    Eliza is fascinating, she is so caught up in what was going on in the world at that time, and yet Austen doesn't write anything about what is happening as part of her novels. You have all these soldiers about yet why they are there isn't mentioned in her writing. And although she mentions the peace that comes in her later novel Persuasion, there's no explanation of what the peace is about.

    So there are these tumultuous events that are happening around Austen and yet she never uses or mentions them in her writing. I decided I wanted to bring in that aspect of her life and those elements that her characters would have known about but which she doesn't mention.

    I am also half French and I like the idea of these characters, the Compte de Fombelle and his sister, running away from France and having to make a life for themselves in England.

    Q: Settings are so important in Austen's books. How did you develop Brighton as the setting in Lydia?

    A: There are lots of different codes in Austen's books around her settings and for her, the seaside equated to decadence. Brighton was already at that time the 'Las Vegas' of the south coast, it had moved on from the time when people went to Brighton to take the waters for medical reasons. The Prince of Wales had begun building the Pavilion, there were theatres and coffee houses and they had vast card assemblies where fortunes were gambled and lost.

    There was a breakdown in codes and behaviours in Brighton. You could wear clothes in a seaside town that you couldn't wear anywhere else and you could use bathing machines to swim in the sea. So things could happen in Brighton that could not happen elsewhere and the town was entirely devoted to pleasure.

    It was, though, also highly regimented and there was even a Master of Ceremonies whose job it was to introduce eligible young men and women to each other. As long as you were rich and kept things behind doors, it was fine, but the middle classes couldn't afford to make mistakes.

    Q: Did Austen's timings for Pride and Prejudice provide any logistical complications when you were writing your novel?

    A: There was an issue with the timelines in Pride and Prejudice as Austen gives two different timelines for her story. I had a discrepancy between the date on a letter and the timings in Pride and Prejudice so there was a lot of going backwards and forwards on it.

    Q: How did writing Lydia: The Wild Girl of Pride and Prejudice compare with other books you have written and which have not had the same constraints?

    A: It was so much fun to write this book because Lydia inhabited me from the start to finish and I heard her voice so strongly. It was also a very difficult book to write but I enjoyed it more than any other I have written.

    I hope that what it does is to remind readers how funny and entertaining Austen is. Every generation we move further away from her language and tradition and the social mores of why girls had to marry rich men and I think for every generation, her humour is further removed. I hope that Lydia will remind them of how funny Austen can be.

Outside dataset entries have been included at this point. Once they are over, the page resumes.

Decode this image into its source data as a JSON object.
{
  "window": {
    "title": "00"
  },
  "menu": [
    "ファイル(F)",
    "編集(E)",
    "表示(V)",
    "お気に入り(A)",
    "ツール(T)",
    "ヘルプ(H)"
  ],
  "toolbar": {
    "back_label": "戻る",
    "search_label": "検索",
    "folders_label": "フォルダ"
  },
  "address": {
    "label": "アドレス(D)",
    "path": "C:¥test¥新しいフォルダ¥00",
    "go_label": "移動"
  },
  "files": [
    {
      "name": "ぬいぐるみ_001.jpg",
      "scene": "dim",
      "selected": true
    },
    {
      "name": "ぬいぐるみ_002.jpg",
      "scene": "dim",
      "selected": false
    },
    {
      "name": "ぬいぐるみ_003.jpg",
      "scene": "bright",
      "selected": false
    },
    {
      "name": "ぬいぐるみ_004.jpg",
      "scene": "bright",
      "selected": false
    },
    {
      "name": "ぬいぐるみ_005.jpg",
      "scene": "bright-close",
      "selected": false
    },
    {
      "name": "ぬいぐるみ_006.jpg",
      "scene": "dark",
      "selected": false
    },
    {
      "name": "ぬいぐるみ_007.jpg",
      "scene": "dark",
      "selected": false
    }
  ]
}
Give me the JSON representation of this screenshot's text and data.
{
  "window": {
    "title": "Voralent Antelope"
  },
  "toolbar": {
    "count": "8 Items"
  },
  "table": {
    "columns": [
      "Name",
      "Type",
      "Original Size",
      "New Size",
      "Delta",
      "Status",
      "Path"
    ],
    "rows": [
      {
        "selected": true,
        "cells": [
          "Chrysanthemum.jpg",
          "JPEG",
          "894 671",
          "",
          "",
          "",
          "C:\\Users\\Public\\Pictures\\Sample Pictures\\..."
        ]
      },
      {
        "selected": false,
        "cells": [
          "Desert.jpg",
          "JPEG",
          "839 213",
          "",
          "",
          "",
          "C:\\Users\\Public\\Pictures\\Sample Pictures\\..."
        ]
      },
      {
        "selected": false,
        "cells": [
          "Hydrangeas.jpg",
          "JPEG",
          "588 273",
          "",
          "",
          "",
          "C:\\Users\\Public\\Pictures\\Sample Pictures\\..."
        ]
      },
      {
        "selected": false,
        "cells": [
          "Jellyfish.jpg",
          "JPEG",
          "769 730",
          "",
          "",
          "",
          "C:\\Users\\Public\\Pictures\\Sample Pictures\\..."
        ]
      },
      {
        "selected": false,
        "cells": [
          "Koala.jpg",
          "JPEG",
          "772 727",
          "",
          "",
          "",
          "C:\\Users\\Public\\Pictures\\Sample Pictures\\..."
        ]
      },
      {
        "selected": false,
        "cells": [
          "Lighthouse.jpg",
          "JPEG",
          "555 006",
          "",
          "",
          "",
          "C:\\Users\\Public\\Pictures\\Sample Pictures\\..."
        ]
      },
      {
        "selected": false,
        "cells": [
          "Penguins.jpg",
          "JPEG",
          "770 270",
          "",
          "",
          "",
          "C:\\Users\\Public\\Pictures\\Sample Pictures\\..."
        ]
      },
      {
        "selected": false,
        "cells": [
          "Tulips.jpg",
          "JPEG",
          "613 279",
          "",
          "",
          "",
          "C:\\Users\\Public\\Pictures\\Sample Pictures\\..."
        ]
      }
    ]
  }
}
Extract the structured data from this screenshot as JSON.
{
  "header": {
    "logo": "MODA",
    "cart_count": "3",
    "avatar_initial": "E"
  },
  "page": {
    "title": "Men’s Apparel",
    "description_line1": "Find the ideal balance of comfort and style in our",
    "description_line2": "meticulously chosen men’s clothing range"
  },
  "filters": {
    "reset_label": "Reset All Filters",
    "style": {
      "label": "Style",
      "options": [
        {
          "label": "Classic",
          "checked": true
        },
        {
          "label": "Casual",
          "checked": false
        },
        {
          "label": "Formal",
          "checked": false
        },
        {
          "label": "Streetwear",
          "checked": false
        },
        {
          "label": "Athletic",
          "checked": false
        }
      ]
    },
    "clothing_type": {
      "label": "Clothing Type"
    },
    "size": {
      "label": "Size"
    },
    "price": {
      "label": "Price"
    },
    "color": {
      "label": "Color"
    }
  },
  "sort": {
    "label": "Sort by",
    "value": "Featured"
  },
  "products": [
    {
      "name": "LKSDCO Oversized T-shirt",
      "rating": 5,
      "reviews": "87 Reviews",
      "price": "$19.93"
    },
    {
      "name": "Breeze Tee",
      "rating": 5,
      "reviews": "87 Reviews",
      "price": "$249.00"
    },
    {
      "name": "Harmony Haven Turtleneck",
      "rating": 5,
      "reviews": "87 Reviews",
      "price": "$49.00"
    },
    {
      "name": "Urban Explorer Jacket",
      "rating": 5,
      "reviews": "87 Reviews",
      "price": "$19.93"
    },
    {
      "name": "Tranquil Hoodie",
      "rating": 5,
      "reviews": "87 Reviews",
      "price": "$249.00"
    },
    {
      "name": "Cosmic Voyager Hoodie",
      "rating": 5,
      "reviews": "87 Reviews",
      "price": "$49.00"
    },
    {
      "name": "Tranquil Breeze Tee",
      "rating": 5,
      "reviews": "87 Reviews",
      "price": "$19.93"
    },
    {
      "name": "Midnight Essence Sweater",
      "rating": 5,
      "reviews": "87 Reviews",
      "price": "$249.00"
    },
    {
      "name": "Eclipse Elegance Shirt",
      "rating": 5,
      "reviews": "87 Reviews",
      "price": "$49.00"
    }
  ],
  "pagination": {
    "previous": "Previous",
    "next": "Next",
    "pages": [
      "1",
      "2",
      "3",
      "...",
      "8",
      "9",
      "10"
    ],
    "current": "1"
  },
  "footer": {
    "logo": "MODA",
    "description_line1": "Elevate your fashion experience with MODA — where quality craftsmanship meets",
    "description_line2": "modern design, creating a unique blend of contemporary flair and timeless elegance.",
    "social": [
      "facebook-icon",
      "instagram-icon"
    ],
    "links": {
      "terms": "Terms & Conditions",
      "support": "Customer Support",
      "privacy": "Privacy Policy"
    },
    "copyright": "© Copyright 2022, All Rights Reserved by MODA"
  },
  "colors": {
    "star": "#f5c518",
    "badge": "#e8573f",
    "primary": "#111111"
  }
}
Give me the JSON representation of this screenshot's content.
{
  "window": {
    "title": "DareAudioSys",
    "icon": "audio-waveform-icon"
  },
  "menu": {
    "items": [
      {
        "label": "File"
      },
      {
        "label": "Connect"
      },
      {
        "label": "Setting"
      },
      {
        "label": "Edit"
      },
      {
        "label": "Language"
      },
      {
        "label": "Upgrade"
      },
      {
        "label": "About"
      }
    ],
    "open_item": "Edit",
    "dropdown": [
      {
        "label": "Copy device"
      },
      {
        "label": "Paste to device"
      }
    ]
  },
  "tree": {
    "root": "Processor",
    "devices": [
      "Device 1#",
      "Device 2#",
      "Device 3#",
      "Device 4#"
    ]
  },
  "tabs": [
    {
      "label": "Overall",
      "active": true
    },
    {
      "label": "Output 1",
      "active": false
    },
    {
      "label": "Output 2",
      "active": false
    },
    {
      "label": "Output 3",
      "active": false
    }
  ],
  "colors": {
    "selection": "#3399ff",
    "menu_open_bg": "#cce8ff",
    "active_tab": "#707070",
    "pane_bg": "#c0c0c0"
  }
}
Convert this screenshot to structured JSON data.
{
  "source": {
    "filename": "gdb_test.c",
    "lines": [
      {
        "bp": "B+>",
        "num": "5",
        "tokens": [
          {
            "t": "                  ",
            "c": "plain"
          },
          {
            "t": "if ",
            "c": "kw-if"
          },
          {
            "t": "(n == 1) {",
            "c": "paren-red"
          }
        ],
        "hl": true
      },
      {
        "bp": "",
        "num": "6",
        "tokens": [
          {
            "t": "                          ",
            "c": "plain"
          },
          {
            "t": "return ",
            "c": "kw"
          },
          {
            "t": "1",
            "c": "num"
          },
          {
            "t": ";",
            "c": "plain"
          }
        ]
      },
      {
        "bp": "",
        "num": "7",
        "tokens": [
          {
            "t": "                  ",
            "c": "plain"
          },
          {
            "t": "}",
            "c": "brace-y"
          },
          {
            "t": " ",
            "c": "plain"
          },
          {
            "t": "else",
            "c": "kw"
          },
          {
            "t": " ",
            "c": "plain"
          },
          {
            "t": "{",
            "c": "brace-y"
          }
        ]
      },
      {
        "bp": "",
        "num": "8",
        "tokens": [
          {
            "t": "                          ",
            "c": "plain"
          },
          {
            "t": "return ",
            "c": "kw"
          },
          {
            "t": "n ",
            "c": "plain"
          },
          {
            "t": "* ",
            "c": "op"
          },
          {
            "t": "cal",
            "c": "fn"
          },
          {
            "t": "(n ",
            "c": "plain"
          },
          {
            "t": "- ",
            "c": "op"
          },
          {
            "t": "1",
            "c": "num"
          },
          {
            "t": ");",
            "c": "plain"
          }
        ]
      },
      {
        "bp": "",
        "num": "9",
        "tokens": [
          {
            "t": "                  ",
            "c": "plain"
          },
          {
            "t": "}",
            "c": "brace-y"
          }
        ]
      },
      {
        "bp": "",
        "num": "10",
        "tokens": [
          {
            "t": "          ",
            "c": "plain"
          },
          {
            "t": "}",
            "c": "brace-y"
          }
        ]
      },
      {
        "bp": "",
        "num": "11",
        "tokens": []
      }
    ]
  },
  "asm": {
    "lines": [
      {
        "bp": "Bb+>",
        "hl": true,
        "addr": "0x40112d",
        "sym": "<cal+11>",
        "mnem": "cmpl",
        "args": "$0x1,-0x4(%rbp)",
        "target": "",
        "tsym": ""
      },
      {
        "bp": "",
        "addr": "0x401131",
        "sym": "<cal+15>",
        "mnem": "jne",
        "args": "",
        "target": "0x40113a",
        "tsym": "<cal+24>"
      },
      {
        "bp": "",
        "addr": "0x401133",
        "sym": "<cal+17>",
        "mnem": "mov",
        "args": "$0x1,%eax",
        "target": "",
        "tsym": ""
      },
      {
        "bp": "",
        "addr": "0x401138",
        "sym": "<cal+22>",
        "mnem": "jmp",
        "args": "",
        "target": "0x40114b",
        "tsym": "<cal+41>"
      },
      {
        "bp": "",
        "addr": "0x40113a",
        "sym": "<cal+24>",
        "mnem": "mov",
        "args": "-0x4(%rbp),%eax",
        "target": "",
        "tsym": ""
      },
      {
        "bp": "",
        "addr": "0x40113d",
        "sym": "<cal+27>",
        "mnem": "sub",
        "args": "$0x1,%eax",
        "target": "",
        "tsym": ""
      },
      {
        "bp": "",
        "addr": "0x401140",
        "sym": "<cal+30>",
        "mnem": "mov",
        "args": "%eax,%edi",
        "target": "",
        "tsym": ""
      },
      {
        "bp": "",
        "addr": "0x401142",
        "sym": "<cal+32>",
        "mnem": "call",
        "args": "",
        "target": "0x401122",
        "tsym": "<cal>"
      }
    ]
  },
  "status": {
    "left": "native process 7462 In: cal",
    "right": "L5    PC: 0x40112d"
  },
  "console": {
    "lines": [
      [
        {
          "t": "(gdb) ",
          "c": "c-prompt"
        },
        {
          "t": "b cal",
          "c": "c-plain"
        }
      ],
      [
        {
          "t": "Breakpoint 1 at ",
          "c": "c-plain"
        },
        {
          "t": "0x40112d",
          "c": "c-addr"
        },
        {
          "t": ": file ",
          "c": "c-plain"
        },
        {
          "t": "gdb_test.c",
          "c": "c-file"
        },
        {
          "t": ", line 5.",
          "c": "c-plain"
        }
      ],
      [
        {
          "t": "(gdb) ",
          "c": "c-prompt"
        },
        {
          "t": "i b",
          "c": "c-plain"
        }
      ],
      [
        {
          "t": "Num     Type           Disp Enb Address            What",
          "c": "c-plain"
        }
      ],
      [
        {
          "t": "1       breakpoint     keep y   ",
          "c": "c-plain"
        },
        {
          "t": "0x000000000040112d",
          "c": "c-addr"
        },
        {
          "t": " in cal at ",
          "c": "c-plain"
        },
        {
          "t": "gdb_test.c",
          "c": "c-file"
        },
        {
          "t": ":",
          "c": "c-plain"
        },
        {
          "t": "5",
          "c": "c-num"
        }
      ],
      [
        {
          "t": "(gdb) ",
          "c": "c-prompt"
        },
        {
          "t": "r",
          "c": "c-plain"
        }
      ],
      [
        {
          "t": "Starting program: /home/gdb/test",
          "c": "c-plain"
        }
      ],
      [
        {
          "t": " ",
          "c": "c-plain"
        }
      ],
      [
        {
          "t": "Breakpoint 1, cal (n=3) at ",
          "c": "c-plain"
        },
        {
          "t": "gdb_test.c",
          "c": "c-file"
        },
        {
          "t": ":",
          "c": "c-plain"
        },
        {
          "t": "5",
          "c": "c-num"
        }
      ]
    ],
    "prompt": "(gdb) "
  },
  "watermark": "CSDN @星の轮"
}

    For people who have read Pride and Prejudice already, this could be a fun addition to their reading material and could answer some questions they might have. I hope it's also a good introduction to Jane Austen's writing for those who haven't yet read Pride and Prejudice.